So one of my goals for blogging this year is to do more in the way of starting discussions — and one of my great hopes is that you (yes, YOU) will chime in. Let’s talk about writing, publishing, creativity, and whatever else comes up. That’s why there’s a comments function. Please come by & toss ideas around with me!

Long time no blog…

January 6, 2008

It’s been such a long time it’s hard to know where to begin. Last year’s highlights:

Mercury Retrograde Press

Yes, it is what you think. I took the plunge and founded an independent press. We will be releasing our first two novels this year, and I am insanely proud.

Rachael’s Bat Mitzvah

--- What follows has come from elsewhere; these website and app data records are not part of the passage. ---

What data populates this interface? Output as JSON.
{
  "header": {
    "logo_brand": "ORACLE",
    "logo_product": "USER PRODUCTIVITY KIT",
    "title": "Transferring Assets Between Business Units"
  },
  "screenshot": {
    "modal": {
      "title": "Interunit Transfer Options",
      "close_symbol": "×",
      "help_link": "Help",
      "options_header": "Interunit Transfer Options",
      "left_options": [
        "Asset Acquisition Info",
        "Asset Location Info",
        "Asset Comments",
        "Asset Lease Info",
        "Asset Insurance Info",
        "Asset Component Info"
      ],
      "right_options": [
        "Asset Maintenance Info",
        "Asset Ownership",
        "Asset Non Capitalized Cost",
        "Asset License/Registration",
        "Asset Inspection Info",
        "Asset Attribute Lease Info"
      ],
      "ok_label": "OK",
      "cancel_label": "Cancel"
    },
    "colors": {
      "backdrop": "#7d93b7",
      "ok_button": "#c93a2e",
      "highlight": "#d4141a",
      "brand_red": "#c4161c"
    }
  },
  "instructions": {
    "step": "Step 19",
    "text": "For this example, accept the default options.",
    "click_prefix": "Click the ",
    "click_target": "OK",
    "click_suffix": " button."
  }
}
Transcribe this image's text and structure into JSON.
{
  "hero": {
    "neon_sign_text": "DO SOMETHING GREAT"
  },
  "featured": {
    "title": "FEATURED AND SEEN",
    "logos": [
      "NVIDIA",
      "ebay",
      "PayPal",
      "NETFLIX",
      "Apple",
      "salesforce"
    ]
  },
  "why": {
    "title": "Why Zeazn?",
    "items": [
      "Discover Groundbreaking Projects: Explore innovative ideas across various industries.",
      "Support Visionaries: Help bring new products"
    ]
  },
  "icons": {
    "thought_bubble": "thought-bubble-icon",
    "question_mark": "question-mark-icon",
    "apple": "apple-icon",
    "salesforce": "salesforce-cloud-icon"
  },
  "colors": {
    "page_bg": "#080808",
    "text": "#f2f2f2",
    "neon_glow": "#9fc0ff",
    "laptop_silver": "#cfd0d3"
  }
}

Rachael celebrated her Bat Mitzvah in November. It was, without question, the Best Bat Mitzvah Ever. All business came to a screeching, or perhaps whining, halt for nearly two months while I devoted all available energy to supporting her through the process. Time well spent. Yes, I will be posting the rest of the pictures everyone shared! Shortly after I update my business websites, which are in dire need of attention.

Be Mused

My business and writing partner, Wynette Hoffman, and I spent much of our time and creative energies aiding writers and fledgling independent publishers in readying their creative efforts for market. We learned even more than our clients did, I think.

the Society for Free-Range Muses

This was a good idea, just slightly ahead of its time — as is par for the course with everything Wynette and I do. And it turns out that I’ve got so much to say on this topic that the only sane thing to do is to make it a separate post. You can read it here.
Other things that happened while I was away from my designated blog:

* Mark took a new gig, with LSI
* Mercury Retrograde Press hosted its first-ever Writers’ Retreat. I almost didn’t come home!
* Daniel played lacrosse, played Gus in a production of Tom Stoppard’s Arcadia, and drove himself to school every day. (!!)

It was a pretty interesting ride. This year is shaping up to be even more exciting. Some of the things I’m engaged in/looking forward to:

* my novel, The Affairs of Dragons, is scheduled for release this winter. I just passed 118,000 words, out of an anticipated 180-200K. Hey, I know how it ends!
* I will once again be serving as editor on Wynette’s next novel, the much anticipated Raised By Wolves: Treasures. As one of her alpha readers I have the privilege of knowing that this one is already even better than the previous two!
* I will be editing and publishing Larissa N. Niec’s debut novel, Shorn, which is scheduled for release this summer under the Mercury Retrograde imprint. I am unspeakably proud that Larissa chose to let me publish her work, which could have commanded Large Advances from Publishers Who Shall Remain Nameless.
* I am engaged in developmental editing for a couple of very exciting nonfiction projects of the New Age/self-help variety. More to come!
* more and more of the people I work with are getting serious about nurturing their creativity and learning how to manage their creative processes. We are having such wonderful, rewarding, intimate sessions together, and this is rapidly becoming my very favorite aspect of my client business.
* Larissa taught me how to knit at the Writer’s Retreat last year. After my triumphant completion of two scarves, I am knitting a sweater! (Yes, unreasonably excited about this.)
* Rachael is in the process of choosing and applying to high schools. Daniel has entered the serious phase of his college search. It is my job to act as facilitator in both of these endeavors — and to observe in awe how well they understand themselves, their strengths and weaknesses, their needs as students — and the process of courtship with schools, which has become a mutual-interviewing rather than a supplicant-based process for their generation.

I have days when I wish I were younger, which is really just a highly displaced way of saying I wish I were more decorative. It has taken me this long to get to the point where I could be living this life. No way would I go back in time!

Happy New Year, all. Having spent such a big chunk of last year making the changes that made everything I’m doing this year possible, I finally feel ready to be consistent about keeping the Outside World updated. Please check in and comment, because there’s a lot I want to chat about.